▶ **TASK**:
Omitting the pictures, print every line below exactly as it stands.

##### SUPPLIED RECORDS

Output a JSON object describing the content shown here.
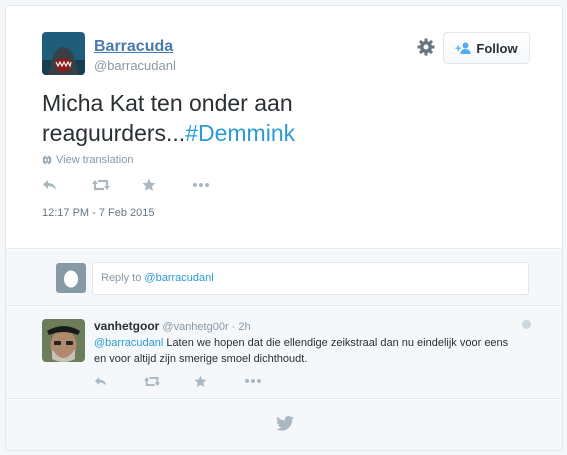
{
  "tweet": {
    "author_name": "Barracuda",
    "author_handle": "@barracudanl",
    "follow_label": "Follow",
    "text_main": "Micha Kat ten onder aan reaguurders...",
    "text_hashtag": "#Demmink",
    "view_translation": "View translation",
    "timestamp": "12:17 PM - 7 Feb 2015",
    "actions": [
      "reply-icon",
      "retweet-icon",
      "favorite-icon",
      "more-icon"
    ]
  },
  "reply_box": {
    "prefix": "Reply to ",
    "mention": "@barracudanl"
  },
  "reply": {
    "name": "vanhetgoor",
    "handle": "@vanhetg00r",
    "separator": " · ",
    "time": "2h",
    "mention": "@barracudanl",
    "text": " Laten we hopen dat die ellendige zeikstraal dan nu eindelijk voor eens en voor altijd zijn smerige smoel dichthoudt."
  },
  "colors": {
    "link": "#2b9bd5",
    "name": "#4a7aab",
    "muted": "#8899a6",
    "icon": "#aab8c2"
  }
}
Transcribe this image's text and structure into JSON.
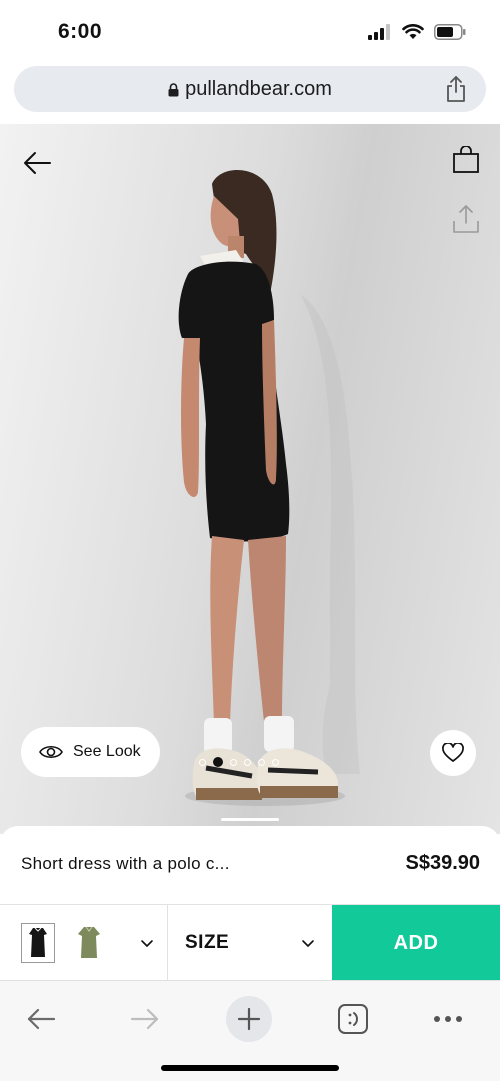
{
  "status_bar": {
    "time": "6:00"
  },
  "browser": {
    "url": "pullandbear.com"
  },
  "hero": {
    "see_look_label": "See Look",
    "image_count": 6,
    "active_image": 1
  },
  "product": {
    "name": "Short dress with a polo c...",
    "price": "S$39.90"
  },
  "actions": {
    "size_label": "SIZE",
    "add_label": "ADD"
  },
  "colors": {
    "accent": "#12c99a",
    "url_bar": "#e7eaee"
  }
}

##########

▶ **RESULT FOR THIS TASK**:
Output a JSON object describing the content shown here.
{
  "tweet": {
    "author_name": "Barracuda",
    "author_handle": "@barracudanl",
    "follow_label": "Follow",
    "text_main": "Micha Kat ten onder aan reaguurders...",
    "text_hashtag": "#Demmink",
    "view_translation": "View translation",
    "timestamp": "12:17 PM - 7 Feb 2015",
    "actions": [
      "reply-icon",
      "retweet-icon",
      "favorite-icon",
      "more-icon"
    ]
  },
  "reply_box": {
    "prefix": "Reply to ",
    "mention": "@barracudanl"
  },
  "reply": {
    "name": "vanhetgoor",
    "handle": "@vanhetg00r",
    "separator": " · ",
    "time": "2h",
    "mention": "@barracudanl",
    "text": " Laten we hopen dat die ellendige zeikstraal dan nu eindelijk voor eens en voor altijd zijn smerige smoel dichthoudt."
  },
  "colors": {
    "link": "#2b9bd5",
    "name": "#4a7aab",
    "muted": "#8899a6",
    "icon": "#aab8c2"
  }
}
Transcribe this image's text and structure into JSON.
{
  "status_bar": {
    "time": "6:00"
  },
  "browser": {
    "url": "pullandbear.com"
  },
  "hero": {
    "see_look_label": "See Look",
    "image_count": 6,
    "active_image": 1
  },
  "product": {
    "name": "Short dress with a polo c...",
    "price": "S$39.90"
  },
  "actions": {
    "size_label": "SIZE",
    "add_label": "ADD"
  },
  "colors": {
    "accent": "#12c99a",
    "url_bar": "#e7eaee"
  }
}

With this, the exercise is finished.